Like a character in the movie Platoon, Terry Leiden once thought that if he survived the Vietnam War, the rest of life would be a breeze.
But 12 years ago, he said, he felt as though he was dodging bullets again when he was diagnosed with prostate cancer.
"It's an incredible shock. Boom. It happens," Mr. Leiden said.
But when Mr. Leiden went in search of information to help him understand what he would face, he only found dry textbooks by physicians. There were few resources available on the topic compared to those for women who develop breast cancer, despite the fact that a similar percentage of men will get prostate cancer.
So he wrote his own book, Get Back in the Game. It's a work of fiction based on real men with prostate cancer in real circumstances with blunt talk of medical procedures.
It took several years to get the book published, Mr. Leiden said.
"Why would anybody be interested in writing about an old guy dying of cancer in Augusta?" was one response.
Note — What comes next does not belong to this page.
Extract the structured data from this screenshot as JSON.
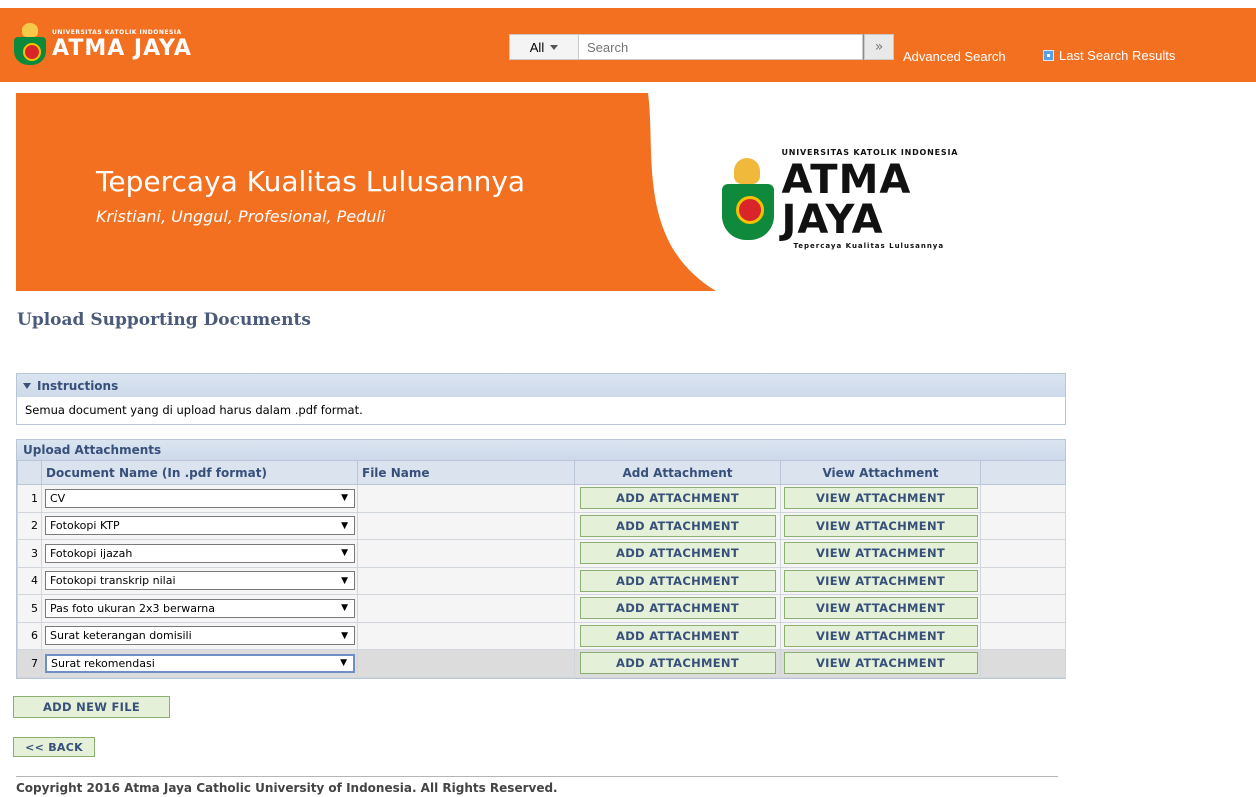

It is not a death sentence, but the diagnoses can feel that way. According to the American Cancer Society, 99 percent of the men diagnosed with prostate cancer will survive at least five years.
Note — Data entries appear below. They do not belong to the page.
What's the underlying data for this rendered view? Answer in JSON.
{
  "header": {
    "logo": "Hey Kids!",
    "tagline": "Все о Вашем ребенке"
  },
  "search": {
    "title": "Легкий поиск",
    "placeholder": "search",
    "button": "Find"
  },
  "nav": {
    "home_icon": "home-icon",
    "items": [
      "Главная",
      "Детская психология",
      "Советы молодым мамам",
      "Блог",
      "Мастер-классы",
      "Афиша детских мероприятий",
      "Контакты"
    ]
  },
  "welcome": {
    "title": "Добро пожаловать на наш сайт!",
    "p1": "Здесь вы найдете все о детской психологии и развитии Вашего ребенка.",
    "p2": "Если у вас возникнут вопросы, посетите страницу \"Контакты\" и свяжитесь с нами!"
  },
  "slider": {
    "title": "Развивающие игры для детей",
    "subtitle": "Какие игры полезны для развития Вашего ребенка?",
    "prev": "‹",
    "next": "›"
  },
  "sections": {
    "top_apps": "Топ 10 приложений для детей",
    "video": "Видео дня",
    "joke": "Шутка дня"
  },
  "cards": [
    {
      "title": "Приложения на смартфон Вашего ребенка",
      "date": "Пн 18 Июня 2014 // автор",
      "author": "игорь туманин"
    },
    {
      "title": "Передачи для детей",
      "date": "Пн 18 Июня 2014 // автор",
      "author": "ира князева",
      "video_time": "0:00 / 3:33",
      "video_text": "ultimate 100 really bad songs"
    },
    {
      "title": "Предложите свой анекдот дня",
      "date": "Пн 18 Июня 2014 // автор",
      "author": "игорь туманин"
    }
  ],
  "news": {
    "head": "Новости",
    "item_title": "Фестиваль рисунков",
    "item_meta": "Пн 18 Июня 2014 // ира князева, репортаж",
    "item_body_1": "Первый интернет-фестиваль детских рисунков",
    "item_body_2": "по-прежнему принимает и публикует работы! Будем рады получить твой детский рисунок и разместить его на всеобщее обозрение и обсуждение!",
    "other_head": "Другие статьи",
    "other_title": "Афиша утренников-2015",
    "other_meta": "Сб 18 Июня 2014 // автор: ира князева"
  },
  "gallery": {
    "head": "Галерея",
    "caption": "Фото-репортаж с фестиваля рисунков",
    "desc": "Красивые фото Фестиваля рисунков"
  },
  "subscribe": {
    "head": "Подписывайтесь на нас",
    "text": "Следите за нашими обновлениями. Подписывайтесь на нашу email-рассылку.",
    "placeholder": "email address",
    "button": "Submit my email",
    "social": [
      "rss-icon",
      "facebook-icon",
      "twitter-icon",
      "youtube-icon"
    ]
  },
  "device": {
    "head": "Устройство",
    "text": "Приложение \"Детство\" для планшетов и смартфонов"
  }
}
Mr. Leiden points to several famous men who retired or temporarily dropped out of sight after learning they had prostate cancer -- former Secretary of State Colin Powell, Gen. Norman Schwartzkopf and former New York City Mayor Rudy Giuliani. But golf legend Arnold Palmer came back after treatment, Mr. Leiden said.
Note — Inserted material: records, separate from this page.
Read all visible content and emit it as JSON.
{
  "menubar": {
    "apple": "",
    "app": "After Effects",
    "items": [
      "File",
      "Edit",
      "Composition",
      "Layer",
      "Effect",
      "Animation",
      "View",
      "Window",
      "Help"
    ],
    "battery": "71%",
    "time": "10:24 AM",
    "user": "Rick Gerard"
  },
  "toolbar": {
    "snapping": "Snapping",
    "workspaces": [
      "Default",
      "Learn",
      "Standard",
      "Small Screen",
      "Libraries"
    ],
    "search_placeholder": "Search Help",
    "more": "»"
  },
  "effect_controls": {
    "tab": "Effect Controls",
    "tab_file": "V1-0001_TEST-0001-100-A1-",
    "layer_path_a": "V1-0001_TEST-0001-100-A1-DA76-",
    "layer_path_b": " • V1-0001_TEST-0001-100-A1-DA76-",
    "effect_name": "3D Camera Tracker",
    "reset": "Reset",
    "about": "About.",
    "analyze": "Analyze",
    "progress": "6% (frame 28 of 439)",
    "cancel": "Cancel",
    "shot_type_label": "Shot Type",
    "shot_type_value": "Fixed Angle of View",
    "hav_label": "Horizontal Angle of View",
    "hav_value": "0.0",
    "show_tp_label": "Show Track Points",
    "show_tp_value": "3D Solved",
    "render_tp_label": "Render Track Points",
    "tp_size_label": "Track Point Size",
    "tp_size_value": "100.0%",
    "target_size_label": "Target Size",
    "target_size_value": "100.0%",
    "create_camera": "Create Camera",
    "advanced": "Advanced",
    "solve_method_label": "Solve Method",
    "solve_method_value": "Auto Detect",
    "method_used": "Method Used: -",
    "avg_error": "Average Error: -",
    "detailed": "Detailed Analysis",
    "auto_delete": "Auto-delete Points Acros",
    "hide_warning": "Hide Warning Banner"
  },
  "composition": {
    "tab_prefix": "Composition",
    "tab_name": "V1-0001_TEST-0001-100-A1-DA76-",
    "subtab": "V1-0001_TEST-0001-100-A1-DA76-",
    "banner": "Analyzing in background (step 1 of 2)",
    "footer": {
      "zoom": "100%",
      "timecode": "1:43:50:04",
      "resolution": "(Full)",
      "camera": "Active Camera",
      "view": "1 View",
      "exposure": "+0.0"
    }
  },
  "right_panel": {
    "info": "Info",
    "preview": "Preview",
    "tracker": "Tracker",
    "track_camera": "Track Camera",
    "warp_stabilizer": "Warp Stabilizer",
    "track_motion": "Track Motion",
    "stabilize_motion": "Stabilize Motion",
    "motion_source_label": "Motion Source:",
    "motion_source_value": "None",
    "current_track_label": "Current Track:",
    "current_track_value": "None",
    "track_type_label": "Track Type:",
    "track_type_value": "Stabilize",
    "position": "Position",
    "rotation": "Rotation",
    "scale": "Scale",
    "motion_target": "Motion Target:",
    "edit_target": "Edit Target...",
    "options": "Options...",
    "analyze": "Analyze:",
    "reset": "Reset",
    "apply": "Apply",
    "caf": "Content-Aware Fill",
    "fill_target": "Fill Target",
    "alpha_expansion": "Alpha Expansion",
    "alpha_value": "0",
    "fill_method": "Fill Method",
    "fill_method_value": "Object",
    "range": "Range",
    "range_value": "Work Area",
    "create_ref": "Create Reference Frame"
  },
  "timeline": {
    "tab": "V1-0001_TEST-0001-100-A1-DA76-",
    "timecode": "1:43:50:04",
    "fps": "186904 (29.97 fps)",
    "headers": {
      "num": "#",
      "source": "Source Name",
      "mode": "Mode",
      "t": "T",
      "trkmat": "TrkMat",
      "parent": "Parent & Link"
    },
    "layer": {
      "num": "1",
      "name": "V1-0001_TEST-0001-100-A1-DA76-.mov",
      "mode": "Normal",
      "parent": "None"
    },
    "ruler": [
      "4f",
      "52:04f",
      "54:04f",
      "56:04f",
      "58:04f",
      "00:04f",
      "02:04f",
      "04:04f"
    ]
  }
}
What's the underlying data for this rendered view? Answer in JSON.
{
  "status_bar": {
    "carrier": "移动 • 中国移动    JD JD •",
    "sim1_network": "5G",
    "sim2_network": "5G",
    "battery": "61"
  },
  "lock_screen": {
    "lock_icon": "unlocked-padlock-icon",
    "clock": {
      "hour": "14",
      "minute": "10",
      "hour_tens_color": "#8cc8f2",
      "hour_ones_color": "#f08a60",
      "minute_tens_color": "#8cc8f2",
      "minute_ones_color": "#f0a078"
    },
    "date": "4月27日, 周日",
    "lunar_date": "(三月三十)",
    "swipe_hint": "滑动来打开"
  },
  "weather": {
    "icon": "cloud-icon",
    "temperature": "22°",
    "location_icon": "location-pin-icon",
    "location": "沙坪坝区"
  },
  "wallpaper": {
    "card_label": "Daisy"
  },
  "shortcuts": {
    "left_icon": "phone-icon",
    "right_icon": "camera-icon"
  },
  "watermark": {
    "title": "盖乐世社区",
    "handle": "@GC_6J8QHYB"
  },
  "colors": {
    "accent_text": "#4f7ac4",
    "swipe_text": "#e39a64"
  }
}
Many men don't want anyone to know they have cancer, because they might lose jobs, insurance coverage, friends and acquaintances, Mr. Leiden said.
Maybe because he was younger than most men when he was diagnosed, Mr. Leiden refused to give in to despair. And he wants to tell others not to give up.
He would like to see cancer treatment centers handing out copies of his book to men diagnosed with prostate cancer. And he would like to see others writing about the subject, Mr. Leiden said.
Men are reluctant to talk about their health, Mr. Leiden said. And most men won't be diagnosed during a regular physical exam.
"Not one guy in that whole book found out about it that way," Mr. Leiden said. Like one of his characters, who are composites, he was diagnosed after he got hit in the groin with a softball.
Mr. Leiden said he started asking other men at his doctor's office to share their stories. "Everyone has a story."
Mr. Leiden was able to pull other anecdotes and stories from his law practice. Representing people in bankruptcy taught him how workers' compensation and insurance can fail when they're needed the most.
And having gone through the treatment himself, Mr. Leiden is able to write realistically about the physical and emotional changes. And playing in the senior softball league helped him feature the game as a major plot.
Playing softball is important to Mr. Leiden. He scheduled his treatment so he would be able to finish out the 1996 season.
Mr. Leiden's team is the Triumph 65s.
"Every time we walk onto the field is a triumph right there," Mr. Leiden said.
Get Back in the Game is published by Harbor House and sells for $16.95.
Reach Sandy Hodson at (706) 823-3226 or firstname.lastname@example.org.
OCCUPATION: Augusta attorney; author of Get Back in the Game, a book about dealing with prostate cancer
FAMILY: Married for 41 years Tuesday; father of three sons